The new Civic Commons space at the rear of the Flatbush Avenue Languages and Literature wing is a truly special space full of sensuous details and geometry. Of particular note are the central public bench seating which resemble inverted triangular lilly pads. The program of the CIvic Commons brings together a range of amenities for library patrons- from a digital resources area, to Passport and ID services, to a community partner area. The design of this central area seeks to imbue the space with a playfulness and informality that invites all to take advantage of these new resources at the Central Library.
In what ways did you collaborate with others, and how did that add value to the project?
From the earliest stages of the project collaboration assumed a critical role. Toshiko Mori Architect designed a series of intensive and participatory workshop sessions which brought together staff, administrators, and the user community to lay out a broad horizon of possibilities and aspirations for the project. Our design team served as a strategic voice, guiding the process, as well as a facilitator to bring out the best and brightest ideas from the stakeholder community. Mappings, visualizations, narratives, and forecasting were some of the tools brought to the table to define this multi-valent and long-term vision.
How have your clients responded to the finished project?
The early success of the project has been truly wonderful to see- and a welcome return to ‘normal’ towards the end of worst stages of the pandemic. Yet the visibility of this success has come largely from the public user communities who take advantage of the Central Library every day. Increased materials circulation, program attendance, full seats, and good spirits have been the best measure goals achieved. By design, Phase 1 of the Central Library Master Plan was intended to be the first of 4 stages of a larger and longer term project. With design on Phase 2 underway the evident success of Phase 1 has delivered the required energy to continue with this important project.
What key lesson did you learn in the process of conceiving the project?
Developing robust frameworks for collaboration and inclusivity is the most important design strategy in a complex project with multiple stakeholders.
How do you believe this project represents you or your firm as a whole?
Toshiko Mori Architect is committed to design that is deeply humanistic and positively contributes to the communities and contexts most intimately touched by it. The master plan for the Brooklyn Public Central Library embodies both a sensitive engagement with the past and a proactive eye towards the future. At the heart of this effort are strategies that seek to improve access to resources and the environments that celebrate them. In that sense we share many of the same values that the Brooklyn Public Library staff and administrators bring to bear on their work with the public every day.
How do you imagine this project influencing your work in the future?
Our experience in workshopping and programming the broader vision for the project has been invaluable in our thinking about collaboration and early-stage design processes.
Toshiko Mori, Principal; Landon Brown, Project Lead; David Jaubert, Project Manager; Avis Lai, Project Manager

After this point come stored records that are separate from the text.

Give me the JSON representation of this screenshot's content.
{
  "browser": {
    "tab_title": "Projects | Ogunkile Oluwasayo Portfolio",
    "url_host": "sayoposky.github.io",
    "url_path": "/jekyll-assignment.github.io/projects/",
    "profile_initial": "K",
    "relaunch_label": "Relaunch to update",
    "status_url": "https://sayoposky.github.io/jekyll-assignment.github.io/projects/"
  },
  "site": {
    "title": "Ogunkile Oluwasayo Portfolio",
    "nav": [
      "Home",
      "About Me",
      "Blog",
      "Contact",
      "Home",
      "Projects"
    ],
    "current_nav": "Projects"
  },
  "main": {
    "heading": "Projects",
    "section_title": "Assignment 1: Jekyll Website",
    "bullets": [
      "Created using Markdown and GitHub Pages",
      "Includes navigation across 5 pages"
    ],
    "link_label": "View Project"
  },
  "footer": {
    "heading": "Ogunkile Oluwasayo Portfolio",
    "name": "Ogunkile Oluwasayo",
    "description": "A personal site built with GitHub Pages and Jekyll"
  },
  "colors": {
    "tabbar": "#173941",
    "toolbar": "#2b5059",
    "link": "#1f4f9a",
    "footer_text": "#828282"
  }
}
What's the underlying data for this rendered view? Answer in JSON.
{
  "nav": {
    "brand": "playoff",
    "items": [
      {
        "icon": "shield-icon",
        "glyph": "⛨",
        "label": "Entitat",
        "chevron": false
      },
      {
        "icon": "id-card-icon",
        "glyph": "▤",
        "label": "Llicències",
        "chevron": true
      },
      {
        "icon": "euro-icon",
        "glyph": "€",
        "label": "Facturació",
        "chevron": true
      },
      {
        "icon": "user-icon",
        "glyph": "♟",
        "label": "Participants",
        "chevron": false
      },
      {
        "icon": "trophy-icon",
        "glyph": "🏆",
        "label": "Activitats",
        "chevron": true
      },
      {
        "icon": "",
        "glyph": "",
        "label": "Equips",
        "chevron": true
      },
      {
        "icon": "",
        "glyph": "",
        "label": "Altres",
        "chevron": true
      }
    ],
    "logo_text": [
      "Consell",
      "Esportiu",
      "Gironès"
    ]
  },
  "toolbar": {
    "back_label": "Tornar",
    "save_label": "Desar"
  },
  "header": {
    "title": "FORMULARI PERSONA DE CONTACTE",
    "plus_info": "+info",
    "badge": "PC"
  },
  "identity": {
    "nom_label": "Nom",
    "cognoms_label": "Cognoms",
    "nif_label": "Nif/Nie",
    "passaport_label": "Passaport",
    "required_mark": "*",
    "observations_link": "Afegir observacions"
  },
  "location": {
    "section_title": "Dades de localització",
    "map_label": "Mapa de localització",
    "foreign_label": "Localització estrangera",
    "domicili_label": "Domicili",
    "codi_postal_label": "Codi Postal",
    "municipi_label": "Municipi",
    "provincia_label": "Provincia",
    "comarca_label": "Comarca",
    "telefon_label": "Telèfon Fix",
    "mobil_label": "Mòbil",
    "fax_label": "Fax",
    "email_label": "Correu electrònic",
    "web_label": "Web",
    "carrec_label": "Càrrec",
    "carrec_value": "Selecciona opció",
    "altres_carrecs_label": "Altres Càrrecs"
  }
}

Charles Burke, Julia Kim, Alex Porter, Paul Rasmussen, Sama El Saket, Belle Stone, Andreas Tjeldflaat, Jonathan Yeung, Sol Yoon
Rodney D. Gibble Consulting Engineers; Plus Group Consulting Engineering; The Clarient Group; Tillet Lighting Design Associates; WSP
For more on Brooklyn Public Library Central Branch Renovation, please visit the in-depth project page on Architizer.